Drop below the blob of orange marmalade to read Gloria's personal account of what happened.
That's Not an Option- harassed by the Keystone Kops
Confrontation annoys me. So what do I do with the anxiety it creates? I sing.
It was with that in mind that I went to my State Capitol on Jan 23, the day of the new Mining Bill hearings. I listened to both sides of the story, along with countless- probably several hundred, if not a thousand concerned citizens. The Small Hearing Room was packed. Three overflow rooms held overflow crowds of people listening. Scores of people roamed the halls all day, into the night. My head felt like it would explode. So I sang, as I do many weekday noon hours.
There were easily one to two hundred people singing today. It felt good. I felt better. As a responsible citizen, I left to go to work. Later in the day, after listening to more of the hearing on WISCONSIN EYE, I was drawn back.
There were a handful of people still lingering in the halls at 7pm. I took off my coat & boots, sat against one of the marble pillars of this majestic structure we like to call "Our House", making certain not to obstruct any entryway on the Ground Floor. I started to sing- solo, without a conductor. I was approached by several officers who told me I was too loud. I started to sing quietly & asked if that was ok. "That's better" & they walked away. At the end of the song, I sang the last line loudly. Again, several officers approached me & stated "you've been warned, now you have to leave". However, this is where it gets weird.
A citizen journalist happened to be in an overflow room, listening to the hearings when she reportedly "heard something going on & ran to the rotunda" to find me singing. She started to videotape.
I said ok when told to leave & got up to put my coat on. They asked my name & I would not give it.They asked if I was Gloria. I stated "I will not volunteer that information". They claimed I was "obstructing" while, in fact, every move I made to leave, they obstructed me. They asked for my drivers license, which I was not carrying. I asked to speak to a lawyer & was told "that's not an option". They told me I wasn't allowed to sing during "nonbusiness hrs" & I reminded them that I sing often during "nonbusiness hrs" at noon, which is technically that. I like the little dance that ensued.
I was surrounded by palace guards, from every angle, in every archway, on every level. I felt like I was in the prison yard, until I looked up, at the beloved mosaic of "Justice". I felt strong.
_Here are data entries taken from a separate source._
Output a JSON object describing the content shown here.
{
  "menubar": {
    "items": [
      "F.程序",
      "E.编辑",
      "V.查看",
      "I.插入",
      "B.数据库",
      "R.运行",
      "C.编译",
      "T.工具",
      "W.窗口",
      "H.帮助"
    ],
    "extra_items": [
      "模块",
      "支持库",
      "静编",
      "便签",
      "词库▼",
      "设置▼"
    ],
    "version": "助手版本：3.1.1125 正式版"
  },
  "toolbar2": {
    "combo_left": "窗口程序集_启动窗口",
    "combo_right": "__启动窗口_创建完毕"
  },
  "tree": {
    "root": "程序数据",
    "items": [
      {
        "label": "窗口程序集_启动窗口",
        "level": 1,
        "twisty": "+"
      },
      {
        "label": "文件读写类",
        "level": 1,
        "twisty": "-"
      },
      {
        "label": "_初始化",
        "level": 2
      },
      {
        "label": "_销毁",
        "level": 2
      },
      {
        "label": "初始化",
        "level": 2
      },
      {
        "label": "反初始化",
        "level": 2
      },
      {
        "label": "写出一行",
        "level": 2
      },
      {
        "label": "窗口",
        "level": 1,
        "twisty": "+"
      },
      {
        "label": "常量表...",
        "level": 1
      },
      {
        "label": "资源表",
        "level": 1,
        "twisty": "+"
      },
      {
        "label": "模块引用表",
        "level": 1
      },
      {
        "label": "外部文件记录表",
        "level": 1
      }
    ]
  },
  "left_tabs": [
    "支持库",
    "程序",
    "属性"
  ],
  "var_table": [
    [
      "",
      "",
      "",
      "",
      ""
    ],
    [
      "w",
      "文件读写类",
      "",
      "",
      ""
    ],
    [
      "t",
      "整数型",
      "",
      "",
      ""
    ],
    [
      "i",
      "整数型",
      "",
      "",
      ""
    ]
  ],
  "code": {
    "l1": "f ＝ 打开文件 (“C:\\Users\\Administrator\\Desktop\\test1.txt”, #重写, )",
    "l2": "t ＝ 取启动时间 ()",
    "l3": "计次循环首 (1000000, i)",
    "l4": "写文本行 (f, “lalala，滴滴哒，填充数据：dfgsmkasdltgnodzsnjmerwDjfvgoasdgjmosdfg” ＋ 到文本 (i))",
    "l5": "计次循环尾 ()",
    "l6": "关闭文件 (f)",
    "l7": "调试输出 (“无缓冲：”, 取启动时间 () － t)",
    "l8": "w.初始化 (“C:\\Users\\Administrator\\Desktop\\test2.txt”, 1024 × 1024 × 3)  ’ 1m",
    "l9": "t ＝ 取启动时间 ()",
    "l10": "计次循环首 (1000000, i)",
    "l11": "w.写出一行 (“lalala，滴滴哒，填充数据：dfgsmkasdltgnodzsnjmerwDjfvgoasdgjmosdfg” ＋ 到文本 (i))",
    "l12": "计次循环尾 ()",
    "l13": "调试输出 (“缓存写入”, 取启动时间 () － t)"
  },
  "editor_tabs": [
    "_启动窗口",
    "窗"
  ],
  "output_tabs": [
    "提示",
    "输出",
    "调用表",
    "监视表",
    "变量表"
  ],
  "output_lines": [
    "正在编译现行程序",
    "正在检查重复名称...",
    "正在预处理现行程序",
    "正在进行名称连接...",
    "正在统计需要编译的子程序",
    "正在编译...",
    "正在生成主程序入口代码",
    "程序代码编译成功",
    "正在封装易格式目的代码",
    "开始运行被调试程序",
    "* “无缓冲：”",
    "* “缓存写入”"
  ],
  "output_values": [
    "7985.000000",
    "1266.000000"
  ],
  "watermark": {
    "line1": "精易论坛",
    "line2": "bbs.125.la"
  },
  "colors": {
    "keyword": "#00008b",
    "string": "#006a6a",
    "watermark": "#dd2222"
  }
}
I wasn't scared. I looked them straight in the eye.
I stuck to my guns, so to speak (if I'd had a gun, I'd have been within the law. Crazy, huh?) & continued to ask to speak to a lawyer. I made several attempts to leave, I stood still for what seemed an eternity. Then a couple coppers at the main desk yelled over "let her go" (they were on their little walkie talkies with the Wizard of Oz who hides behind the curtain). The ones around me parted the waters & I walked out, escorted by another noontime singer & lover of freedom who was also videotaping. I'd seen her when I first entered the building.
Oh, the last line of the song I was singing? "It's dark as a dungeon, way down in the mine".
Just another day in Fitzwalkerstan...